Events are invaluable to moving global health forward. They are opportunities to exchange insight, test out new ideas, and make connections.
All Dahdaleh Institute events are free and open to the public, unless otherwise noted.
Speaker: Matthew Hunt (McGill University)
Presented by The Pragmatic Health Ethics Research Unit at the Montreal Clinical Research Institute
Humanitarian organizations and their staff regularly make and implement decisions to close humanitarian health projects that were initiated in situations of disaster, war or epidemic. Such decisions are frequently challenging to make, and may be contested within organizations. Indeed, they have been described as among the most ethically fraught aspects of this field of practice. In this presentation, I draw on interviews with humanitarian workers, a review of the literature, and Richardson’s concept of moral entanglements, to consider the following questions: What is ethically at stake when organizations decide to close a humanitarian project? And, how can humanitarian organizations implement ethical exit strategies? Closing projects is an inescapable aspect of humanitarian healthcare – indeed, almost all humanitarian projects will come to an end. Careful attention to obligations toward local communities and project partners during project closure is therefore a vital component of ethical humanitarian action.

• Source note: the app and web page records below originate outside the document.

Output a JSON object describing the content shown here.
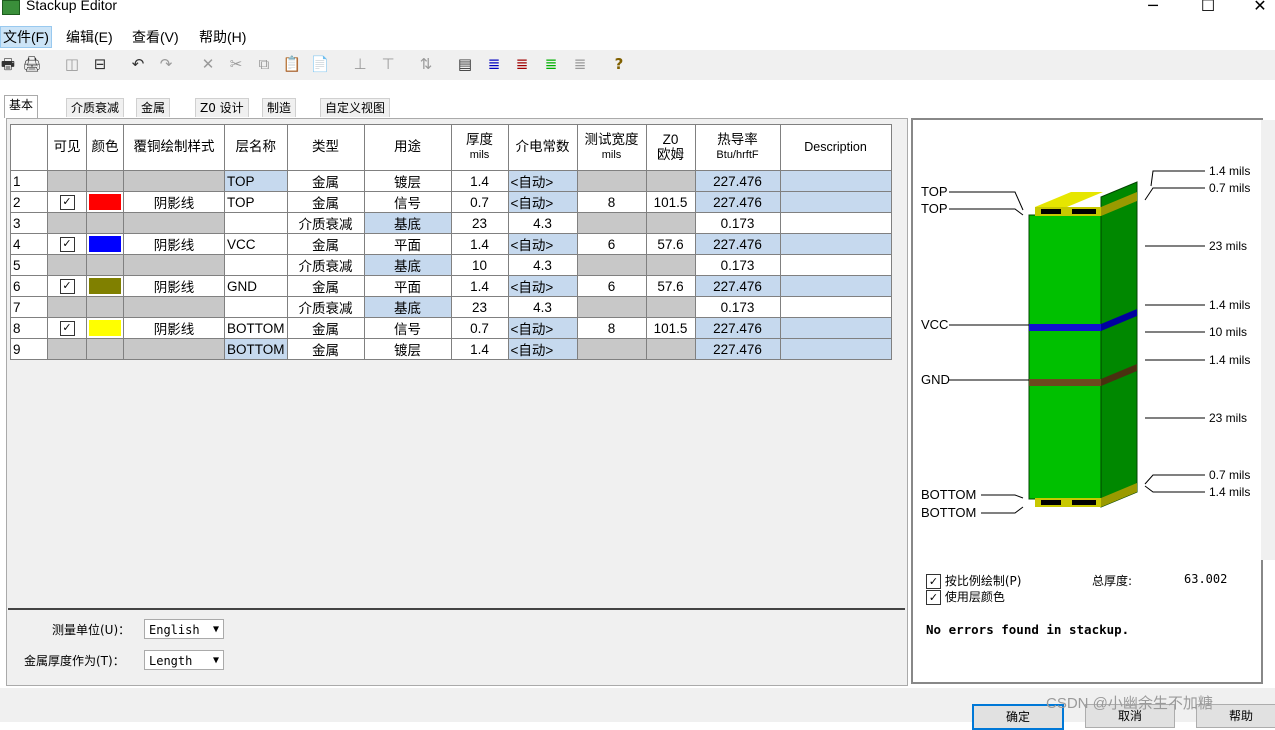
{
  "window": {
    "title": "Stackup Editor",
    "minimize": "─",
    "maximize": "☐",
    "close": "✕"
  },
  "menu": [
    {
      "label": "文件(F)",
      "active": true
    },
    {
      "label": "编辑(E)",
      "active": false
    },
    {
      "label": "查看(V)",
      "active": false
    },
    {
      "label": "帮助(H)",
      "active": false
    }
  ],
  "toolbar": {
    "icons": [
      "print-icon",
      "print-preview-icon",
      "split-vertical-icon",
      "split-horizontal-icon",
      "undo-icon",
      "redo-icon",
      "delete-icon",
      "cut-icon",
      "copy-icon",
      "paste-icon",
      "paste-special-icon",
      "insert-above-icon",
      "insert-below-icon",
      "sort-icon",
      "layer-stack-icon",
      "lines-blue-icon",
      "lines-red-icon",
      "lines-green-icon",
      "lines-gray-icon",
      "help-icon"
    ],
    "help_glyph": "?"
  },
  "tabs": [
    "基本",
    "介质衰减",
    "金属",
    "Z0 设计",
    "制造",
    "自定义视图"
  ],
  "grid": {
    "headers": [
      "可见",
      "颜色",
      "覆铜绘制样式",
      "层名称",
      "类型",
      "用途",
      "厚度",
      "介电常数",
      "测试宽度",
      "Z0",
      "热导率",
      "Description"
    ],
    "header_sub": {
      "thickness": "mils",
      "test_width": "mils",
      "z0": "欧姆",
      "thermal": "Btu/hrftF"
    },
    "rows": [
      {
        "num": "1",
        "visible": false,
        "color": "",
        "style": "",
        "name": "TOP",
        "type": "金属",
        "use": "镀层",
        "thick": "1.4",
        "dk": "<自动>",
        "width": "",
        "z0": "",
        "thermal": "227.476",
        "desc": ""
      },
      {
        "num": "2",
        "visible": true,
        "color": "#ff0000",
        "style": "阴影线",
        "name": "TOP",
        "type": "金属",
        "use": "信号",
        "thick": "0.7",
        "dk": "<自动>",
        "width": "8",
        "z0": "101.5",
        "thermal": "227.476",
        "desc": ""
      },
      {
        "num": "3",
        "visible": false,
        "color": "",
        "style": "",
        "name": "",
        "type": "介质衰减",
        "use": "基底",
        "thick": "23",
        "dk": "4.3",
        "width": "",
        "z0": "",
        "thermal": "0.173",
        "desc": ""
      },
      {
        "num": "4",
        "visible": true,
        "color": "#0000ff",
        "style": "阴影线",
        "name": "VCC",
        "type": "金属",
        "use": "平面",
        "thick": "1.4",
        "dk": "<自动>",
        "width": "6",
        "z0": "57.6",
        "thermal": "227.476",
        "desc": ""
      },
      {
        "num": "5",
        "visible": false,
        "color": "",
        "style": "",
        "name": "",
        "type": "介质衰减",
        "use": "基底",
        "thick": "10",
        "dk": "4.3",
        "width": "",
        "z0": "",
        "thermal": "0.173",
        "desc": ""
      },
      {
        "num": "6",
        "visible": true,
        "color": "#808000",
        "style": "阴影线",
        "name": "GND",
        "type": "金属",
        "use": "平面",
        "thick": "1.4",
        "dk": "<自动>",
        "width": "6",
        "z0": "57.6",
        "thermal": "227.476",
        "desc": ""
      },
      {
        "num": "7",
        "visible": false,
        "color": "",
        "style": "",
        "name": "",
        "type": "介质衰减",
        "use": "基底",
        "thick": "23",
        "dk": "4.3",
        "width": "",
        "z0": "",
        "thermal": "0.173",
        "desc": ""
      },
      {
        "num": "8",
        "visible": true,
        "color": "#ffff00",
        "style": "阴影线",
        "name": "BOTTOM",
        "type": "金属",
        "use": "信号",
        "thick": "0.7",
        "dk": "<自动>",
        "width": "8",
        "z0": "101.5",
        "thermal": "227.476",
        "desc": ""
      },
      {
        "num": "9",
        "visible": false,
        "color": "",
        "style": "",
        "name": "BOTTOM",
        "type": "金属",
        "use": "镀层",
        "thick": "1.4",
        "dk": "<自动>",
        "width": "",
        "z0": "",
        "thermal": "227.476",
        "desc": ""
      }
    ]
  },
  "units": {
    "measure_label": "测量单位(U)：",
    "measure_value": "English",
    "metal_label": "金属厚度作为(T)：",
    "metal_value": "Length"
  },
  "stackup_view": {
    "left_labels": [
      "TOP",
      "TOP",
      "VCC",
      "GND",
      "BOTTOM",
      "BOTTOM"
    ],
    "right_labels": [
      "1.4 mils",
      "0.7 mils",
      "23 mils",
      "1.4 mils",
      "10 mils",
      "1.4 mils",
      "23 mils",
      "0.7 mils",
      "1.4 mils"
    ],
    "colors": {
      "dielectric": "#00c000",
      "dielectric_side": "#008800",
      "copper": "#c8c800",
      "copper_top": "#e6e600",
      "vcc": "#1010d0",
      "gnd": "#6b4a1e"
    }
  },
  "options": {
    "scale_label": "按比例绘制(P)",
    "scale_checked": true,
    "layercolor_label": "使用层颜色",
    "layercolor_checked": true,
    "total_label": "总厚度:",
    "total_value": "63.002"
  },
  "status": "No errors found in stackup.",
  "buttons": {
    "ok": "确定",
    "cancel": "取消",
    "help": "帮助"
  },
  "watermark": "CSDN @小幽余生不加糖"
}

More info can be found at pragmatichealthethics.ca/events
NOTE: This is not a DIGHR event.
127min | Dir. Martin Campbell | 2003
Watch Angelina Jolie save the children, save her man and harness her Girl Power™ in a film that might have asked interesting ethical questions but does a whole lot of other things instead.

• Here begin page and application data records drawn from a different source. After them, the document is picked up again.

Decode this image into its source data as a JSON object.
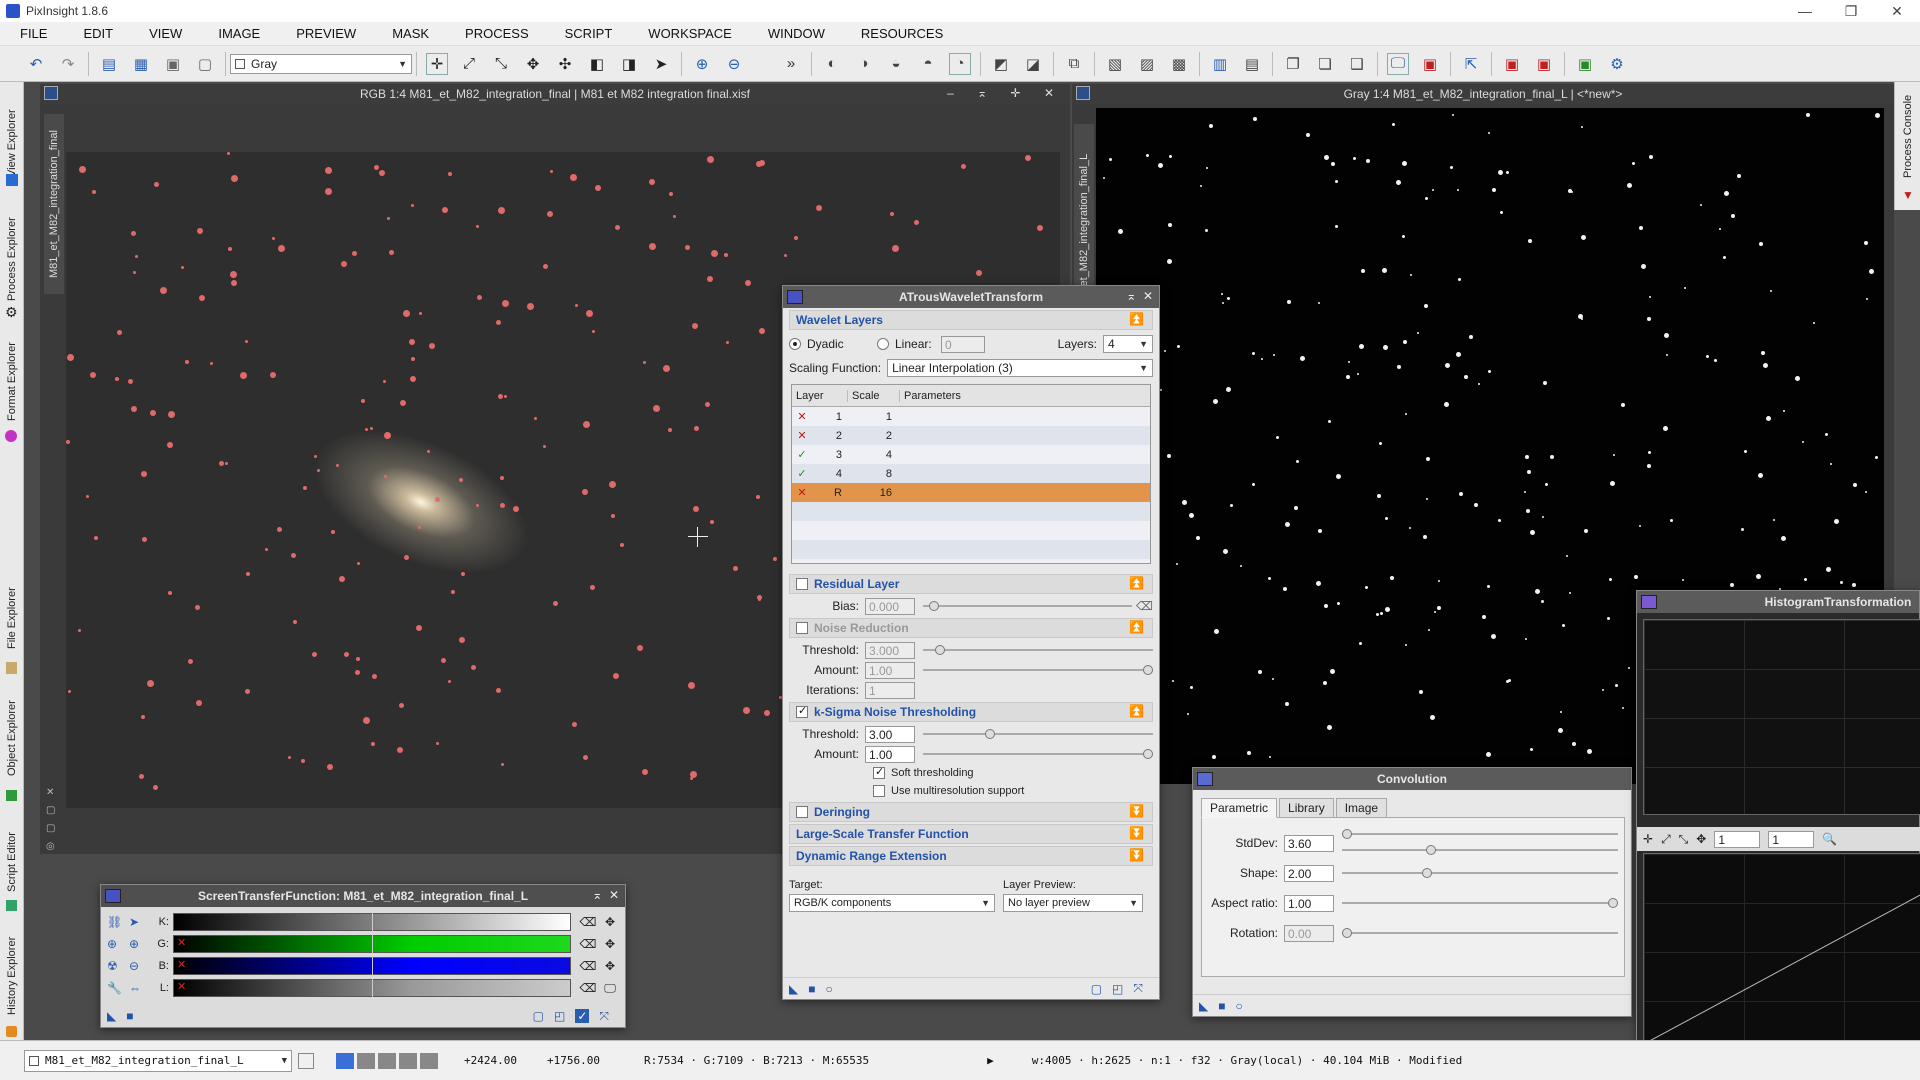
{
  "app": {
    "title": "PixInsight 1.8.6",
    "window_controls": [
      "—",
      "❐",
      "✕"
    ]
  },
  "menu": [
    "FILE",
    "EDIT",
    "VIEW",
    "IMAGE",
    "PREVIEW",
    "MASK",
    "PROCESS",
    "SCRIPT",
    "WORKSPACE",
    "WINDOW",
    "RESOURCES"
  ],
  "toolbar": {
    "channel_combo": "Gray",
    "overflow": "»"
  },
  "left_tabs": [
    "View Explorer",
    "Process Explorer",
    "Format Explorer",
    "File Explorer",
    "Object Explorer",
    "Script Editor",
    "History Explorer"
  ],
  "right_tabs": [
    "Process Console"
  ],
  "rgb_window": {
    "title": "RGB 1:4 M81_et_M82_integration_final | M81 et M82 integration final.xisf",
    "side_tab": "M81_et_M82_integration_final",
    "controls": "– ⌅ ✛ ✕"
  },
  "gray_window": {
    "title": "Gray 1:4 M81_et_M82_integration_final_L | <*new*>",
    "side_tab": "M81_et_M82_integration_final_L"
  },
  "atrous": {
    "title": "ATrousWaveletTransform",
    "wavelet_layers": "Wavelet Layers",
    "dyadic": "Dyadic",
    "linear": "Linear:",
    "linear_value": "0",
    "layers_label": "Layers:",
    "layers_value": "4",
    "scaling_label": "Scaling Function:",
    "scaling_value": "Linear Interpolation (3)",
    "table_headers": [
      "Layer",
      "Scale",
      "Parameters"
    ],
    "table_rows": [
      {
        "on": "✕",
        "layer": "1",
        "scale": "1"
      },
      {
        "on": "✕",
        "layer": "2",
        "scale": "2"
      },
      {
        "on": "✓",
        "layer": "3",
        "scale": "4"
      },
      {
        "on": "✓",
        "layer": "4",
        "scale": "8"
      },
      {
        "on": "✕",
        "layer": "R",
        "scale": "16"
      }
    ],
    "residual_layer": "Residual Layer",
    "bias_label": "Bias:",
    "bias_value": "0.000",
    "noise_reduction": "Noise Reduction",
    "nr_threshold_label": "Threshold:",
    "nr_threshold_value": "3.000",
    "nr_amount_label": "Amount:",
    "nr_amount_value": "1.00",
    "nr_iterations_label": "Iterations:",
    "nr_iterations_value": "1",
    "ksigma": "k-Sigma Noise Thresholding",
    "ks_threshold_label": "Threshold:",
    "ks_threshold_value": "3.00",
    "ks_amount_label": "Amount:",
    "ks_amount_value": "1.00",
    "soft_thresholding": "Soft thresholding",
    "multires": "Use multiresolution support",
    "deringing": "Deringing",
    "lstf": "Large-Scale Transfer Function",
    "dre": "Dynamic Range Extension",
    "target_label": "Target:",
    "target_value": "RGB/K components",
    "layer_preview_label": "Layer Preview:",
    "layer_preview_value": "No layer preview"
  },
  "convolution": {
    "title": "Convolution",
    "tabs": [
      "Parametric",
      "Library",
      "Image"
    ],
    "stddev_label": "StdDev:",
    "stddev_value": "3.60",
    "shape_label": "Shape:",
    "shape_value": "2.00",
    "aspect_label": "Aspect ratio:",
    "aspect_value": "1.00",
    "rotation_label": "Rotation:",
    "rotation_value": "0.00"
  },
  "histogram": {
    "title": "HistogramTransformation",
    "zoom1": "1",
    "zoom2": "1"
  },
  "stf": {
    "title": "ScreenTransferFunction: M81_et_M82_integration_final_L",
    "channels": [
      "K:",
      "G:",
      "B:",
      "L:"
    ]
  },
  "status": {
    "view": "M81_et_M82_integration_final_L",
    "x": "+2424.00",
    "y": "+1756.00",
    "pixel": "R:7534 · G:7109 · B:7213 · M:65535",
    "info": "w:4005 · h:2625 · n:1 · f32 · Gray(local) · 40.104 MiB · Modified"
  }
}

This event is part of Projections: the good, the bad and the weird of global health films. To receive a reminder of this event, click here.
Watch the trailer
Artificial intelligence (A.I.) brings fundamental change in our lives, affecting everything from business to government; working life to personal time. As increasingly sophisticated AI systems are created and used more widely, the effects on our health are unclear.
Effects on labour markets and employment are popular areas of public concern and debate, but the potential societal effects of A.I. extend more broadly. Questions have been raised about fundamental and complex topics such as algorithmic bias, transparency, governance, and inclusion.
This panel will examine diverse topics including ethics, policymaking and the health of our cities.
Our speakers will provide an overview of key A.I. concepts, their cross-cutting policy implications, and consider what health equity considerations we must undertake when thinking about the use of AI in the GTA.
Jennifer Gibson, Director, University of Toronto’s Joint Centre for Bioethics
Vass Bednar, Head of Public Policy, Delphia
Moderated by Kwame McKenzie, CEO, Wellesley Institute
Doors will open at 6 p.m. Event will begin promptly at 6:30 p.m. Light refreshments will be served.
If cost is a barrier, you require information in an alternative format, or have concerns related to the accessibility of this event, please contact firstname.lastname@example.org.
NOTE: This is not a DIGHR event
Designers are increasingly involved in the world of social good. Traditionally installed in commercial sectors, they are now collaborating with scientists, researchers and others non-designers with their own knowledge-base and processes. These interdisciplinary encounters are often new, exciting and challenging.
Drawing on her experiences of this phenomenon, and on the research behind her upcoming book Information Design for the Common Good, Courtney Marchese will lead a Lunch & Learn on interdisciplinary design collaboration in global health.
Courtney Marchese is a professional designer with over a decade of experience specializing in data visualizations, information graphics, UX design, and usability studies. She is also an Associate Professor of Graphic + Interactive Design, teaching a wide range of design theory, research, and technical skills at the undergraduate and graduate level.